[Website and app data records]
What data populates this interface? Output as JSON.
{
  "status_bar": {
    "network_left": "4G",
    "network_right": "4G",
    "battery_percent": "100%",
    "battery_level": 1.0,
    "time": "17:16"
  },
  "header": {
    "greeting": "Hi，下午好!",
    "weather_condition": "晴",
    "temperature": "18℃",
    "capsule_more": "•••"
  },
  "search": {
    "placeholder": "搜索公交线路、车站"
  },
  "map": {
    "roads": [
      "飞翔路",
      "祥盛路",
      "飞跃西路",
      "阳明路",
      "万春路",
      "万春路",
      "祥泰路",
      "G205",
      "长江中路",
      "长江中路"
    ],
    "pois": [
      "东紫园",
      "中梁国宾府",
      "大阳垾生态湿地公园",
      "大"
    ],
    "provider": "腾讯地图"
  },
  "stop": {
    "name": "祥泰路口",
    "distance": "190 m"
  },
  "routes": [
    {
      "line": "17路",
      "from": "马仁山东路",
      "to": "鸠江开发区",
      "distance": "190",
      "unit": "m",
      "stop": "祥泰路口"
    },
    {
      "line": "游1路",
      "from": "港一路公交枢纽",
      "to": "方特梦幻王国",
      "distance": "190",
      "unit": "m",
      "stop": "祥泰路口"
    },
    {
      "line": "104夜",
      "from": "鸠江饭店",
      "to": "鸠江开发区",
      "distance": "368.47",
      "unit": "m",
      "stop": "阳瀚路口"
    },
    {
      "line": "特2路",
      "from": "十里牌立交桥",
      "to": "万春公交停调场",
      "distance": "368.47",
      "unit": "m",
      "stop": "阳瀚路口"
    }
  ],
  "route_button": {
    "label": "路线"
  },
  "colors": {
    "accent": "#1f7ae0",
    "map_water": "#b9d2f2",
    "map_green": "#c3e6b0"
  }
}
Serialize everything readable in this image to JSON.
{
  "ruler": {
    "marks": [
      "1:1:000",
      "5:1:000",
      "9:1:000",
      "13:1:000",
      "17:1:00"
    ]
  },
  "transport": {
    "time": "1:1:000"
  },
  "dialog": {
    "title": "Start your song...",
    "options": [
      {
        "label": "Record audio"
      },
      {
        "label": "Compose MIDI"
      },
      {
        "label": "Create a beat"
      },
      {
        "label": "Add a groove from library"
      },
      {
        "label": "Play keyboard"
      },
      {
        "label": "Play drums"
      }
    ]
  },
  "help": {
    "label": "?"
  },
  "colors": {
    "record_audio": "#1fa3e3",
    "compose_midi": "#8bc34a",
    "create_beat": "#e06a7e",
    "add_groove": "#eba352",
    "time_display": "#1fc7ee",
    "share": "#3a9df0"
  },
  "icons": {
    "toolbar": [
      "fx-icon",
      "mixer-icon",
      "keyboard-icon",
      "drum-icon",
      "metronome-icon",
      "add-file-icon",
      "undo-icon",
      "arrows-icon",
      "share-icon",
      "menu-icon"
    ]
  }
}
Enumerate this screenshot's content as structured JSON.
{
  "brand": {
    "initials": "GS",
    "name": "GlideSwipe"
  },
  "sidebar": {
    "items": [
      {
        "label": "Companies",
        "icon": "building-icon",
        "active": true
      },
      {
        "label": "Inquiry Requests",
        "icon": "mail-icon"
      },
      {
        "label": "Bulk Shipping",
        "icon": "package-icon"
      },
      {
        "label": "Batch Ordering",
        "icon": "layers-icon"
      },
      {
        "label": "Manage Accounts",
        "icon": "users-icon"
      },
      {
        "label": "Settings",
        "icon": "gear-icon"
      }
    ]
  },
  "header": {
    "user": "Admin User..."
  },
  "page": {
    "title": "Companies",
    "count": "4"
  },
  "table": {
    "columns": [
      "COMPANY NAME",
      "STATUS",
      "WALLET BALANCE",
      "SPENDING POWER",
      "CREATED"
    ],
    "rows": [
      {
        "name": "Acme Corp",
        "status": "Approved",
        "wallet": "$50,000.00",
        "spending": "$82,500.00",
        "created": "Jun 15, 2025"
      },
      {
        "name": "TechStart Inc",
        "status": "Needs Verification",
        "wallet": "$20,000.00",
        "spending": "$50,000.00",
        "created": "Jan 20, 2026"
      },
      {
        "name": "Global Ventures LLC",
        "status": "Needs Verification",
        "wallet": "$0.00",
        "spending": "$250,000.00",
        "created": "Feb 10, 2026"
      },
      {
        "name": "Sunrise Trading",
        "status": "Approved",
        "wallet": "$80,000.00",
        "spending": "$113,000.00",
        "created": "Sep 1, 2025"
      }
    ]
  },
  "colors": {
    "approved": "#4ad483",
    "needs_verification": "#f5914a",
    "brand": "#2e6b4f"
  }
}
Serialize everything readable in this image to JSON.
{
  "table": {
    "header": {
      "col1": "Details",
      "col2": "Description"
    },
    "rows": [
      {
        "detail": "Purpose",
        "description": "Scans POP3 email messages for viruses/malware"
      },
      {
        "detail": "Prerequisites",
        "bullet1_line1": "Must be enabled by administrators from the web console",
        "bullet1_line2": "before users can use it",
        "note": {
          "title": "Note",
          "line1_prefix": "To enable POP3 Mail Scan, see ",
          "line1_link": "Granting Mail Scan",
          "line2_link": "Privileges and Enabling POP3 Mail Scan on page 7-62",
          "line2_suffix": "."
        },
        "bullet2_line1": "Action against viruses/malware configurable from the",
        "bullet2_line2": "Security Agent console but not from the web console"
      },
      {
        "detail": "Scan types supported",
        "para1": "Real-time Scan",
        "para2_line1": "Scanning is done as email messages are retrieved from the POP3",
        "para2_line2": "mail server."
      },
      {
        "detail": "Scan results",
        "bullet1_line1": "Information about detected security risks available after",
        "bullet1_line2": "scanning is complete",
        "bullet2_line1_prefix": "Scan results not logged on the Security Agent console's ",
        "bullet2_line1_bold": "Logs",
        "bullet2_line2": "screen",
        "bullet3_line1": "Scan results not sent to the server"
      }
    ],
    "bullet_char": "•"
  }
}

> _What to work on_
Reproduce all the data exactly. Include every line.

> _Exercise output_
What data populates this interface? Output as JSON.
{
  "status_bar": {
    "network_left": "4G",
    "network_right": "4G",
    "battery_percent": "100%",
    "battery_level": 1.0,
    "time": "17:16"
  },
  "header": {
    "greeting": "Hi，下午好!",
    "weather_condition": "晴",
    "temperature": "18℃",
    "capsule_more": "•••"
  },
  "search": {
    "placeholder": "搜索公交线路、车站"
  },
  "map": {
    "roads": [
      "飞翔路",
      "祥盛路",
      "飞跃西路",
      "阳明路",
      "万春路",
      "万春路",
      "祥泰路",
      "G205",
      "长江中路",
      "长江中路"
    ],
    "pois": [
      "东紫园",
      "中梁国宾府",
      "大阳垾生态湿地公园",
      "大"
    ],
    "provider": "腾讯地图"
  },
  "stop": {
    "name": "祥泰路口",
    "distance": "190 m"
  },
  "routes": [
    {
      "line": "17路",
      "from": "马仁山东路",
      "to": "鸠江开发区",
      "distance": "190",
      "unit": "m",
      "stop": "祥泰路口"
    },
    {
      "line": "游1路",
      "from": "港一路公交枢纽",
      "to": "方特梦幻王国",
      "distance": "190",
      "unit": "m",
      "stop": "祥泰路口"
    },
    {
      "line": "104夜",
      "from": "鸠江饭店",
      "to": "鸠江开发区",
      "distance": "368.47",
      "unit": "m",
      "stop": "阳瀚路口"
    },
    {
      "line": "特2路",
      "from": "十里牌立交桥",
      "to": "万春公交停调场",
      "distance": "368.47",
      "unit": "m",
      "stop": "阳瀚路口"
    }
  ],
  "route_button": {
    "label": "路线"
  },
  "colors": {
    "accent": "#1f7ae0",
    "map_water": "#b9d2f2",
    "map_green": "#c3e6b0"
  }
}
Serialize everything readable in this image to JSON.
{
  "ruler": {
    "marks": [
      "1:1:000",
      "5:1:000",
      "9:1:000",
      "13:1:000",
      "17:1:00"
    ]
  },
  "transport": {
    "time": "1:1:000"
  },
  "dialog": {
    "title": "Start your song...",
    "options": [
      {
        "label": "Record audio"
      },
      {
        "label": "Compose MIDI"
      },
      {
        "label": "Create a beat"
      },
      {
        "label": "Add a groove from library"
      },
      {
        "label": "Play keyboard"
      },
      {
        "label": "Play drums"
      }
    ]
  },
  "help": {
    "label": "?"
  },
  "colors": {
    "record_audio": "#1fa3e3",
    "compose_midi": "#8bc34a",
    "create_beat": "#e06a7e",
    "add_groove": "#eba352",
    "time_display": "#1fc7ee",
    "share": "#3a9df0"
  },
  "icons": {
    "toolbar": [
      "fx-icon",
      "mixer-icon",
      "keyboard-icon",
      "drum-icon",
      "metronome-icon",
      "add-file-icon",
      "undo-icon",
      "arrows-icon",
      "share-icon",
      "menu-icon"
    ]
  }
}
Enumerate this screenshot's content as structured JSON.
{
  "brand": {
    "initials": "GS",
    "name": "GlideSwipe"
  },
  "sidebar": {
    "items": [
      {
        "label": "Companies",
        "icon": "building-icon",
        "active": true
      },
      {
        "label": "Inquiry Requests",
        "icon": "mail-icon"
      },
      {
        "label": "Bulk Shipping",
        "icon": "package-icon"
      },
      {
        "label": "Batch Ordering",
        "icon": "layers-icon"
      },
      {
        "label": "Manage Accounts",
        "icon": "users-icon"
      },
      {
        "label": "Settings",
        "icon": "gear-icon"
      }
    ]
  },
  "header": {
    "user": "Admin User..."
  },
  "page": {
    "title": "Companies",
    "count": "4"
  },
  "table": {
    "columns": [
      "COMPANY NAME",
      "STATUS",
      "WALLET BALANCE",
      "SPENDING POWER",
      "CREATED"
    ],
    "rows": [
      {
        "name": "Acme Corp",
        "status": "Approved",
        "wallet": "$50,000.00",
        "spending": "$82,500.00",
        "created": "Jun 15, 2025"
      },
      {
        "name": "TechStart Inc",
        "status": "Needs Verification",
        "wallet": "$20,000.00",
        "spending": "$50,000.00",
        "created": "Jan 20, 2026"
      },
      {
        "name": "Global Ventures LLC",
        "status": "Needs Verification",
        "wallet": "$0.00",
        "spending": "$250,000.00",
        "created": "Feb 10, 2026"
      },
      {
        "name": "Sunrise Trading",
        "status": "Approved",
        "wallet": "$80,000.00",
        "spending": "$113,000.00",
        "created": "Sep 1, 2025"
      }
    ]
  },
  "colors": {
    "approved": "#4ad483",
    "needs_verification": "#f5914a",
    "brand": "#2e6b4f"
  }
}
Serialize everything readable in this image to JSON.
{
  "table": {
    "header": {
      "col1": "Details",
      "col2": "Description"
    },
    "rows": [
      {
        "detail": "Purpose",
        "description": "Scans POP3 email messages for viruses/malware"
      },
      {
        "detail": "Prerequisites",
        "bullet1_line1": "Must be enabled by administrators from the web console",
        "bullet1_line2": "before users can use it",
        "note": {
          "title": "Note",
          "line1_prefix": "To enable POP3 Mail Scan, see ",
          "line1_link": "Granting Mail Scan",
          "line2_link": "Privileges and Enabling POP3 Mail Scan on page 7-62",
          "line2_suffix": "."
        },
        "bullet2_line1": "Action against viruses/malware configurable from the",
        "bullet2_line2": "Security Agent console but not from the web console"
      },
      {
        "detail": "Scan types supported",
        "para1": "Real-time Scan",
        "para2_line1": "Scanning is done as email messages are retrieved from the POP3",
        "para2_line2": "mail server."
      },
      {
        "detail": "Scan results",
        "bullet1_line1": "Information about detected security risks available after",
        "bullet1_line2": "scanning is complete",
        "bullet2_line1_prefix": "Scan results not logged on the Security Agent console's ",
        "bullet2_line1_bold": "Logs",
        "bullet2_line2": "screen",
        "bullet3_line1": "Scan results not sent to the server"
      }
    ],
    "bullet_char": "•"
  }
}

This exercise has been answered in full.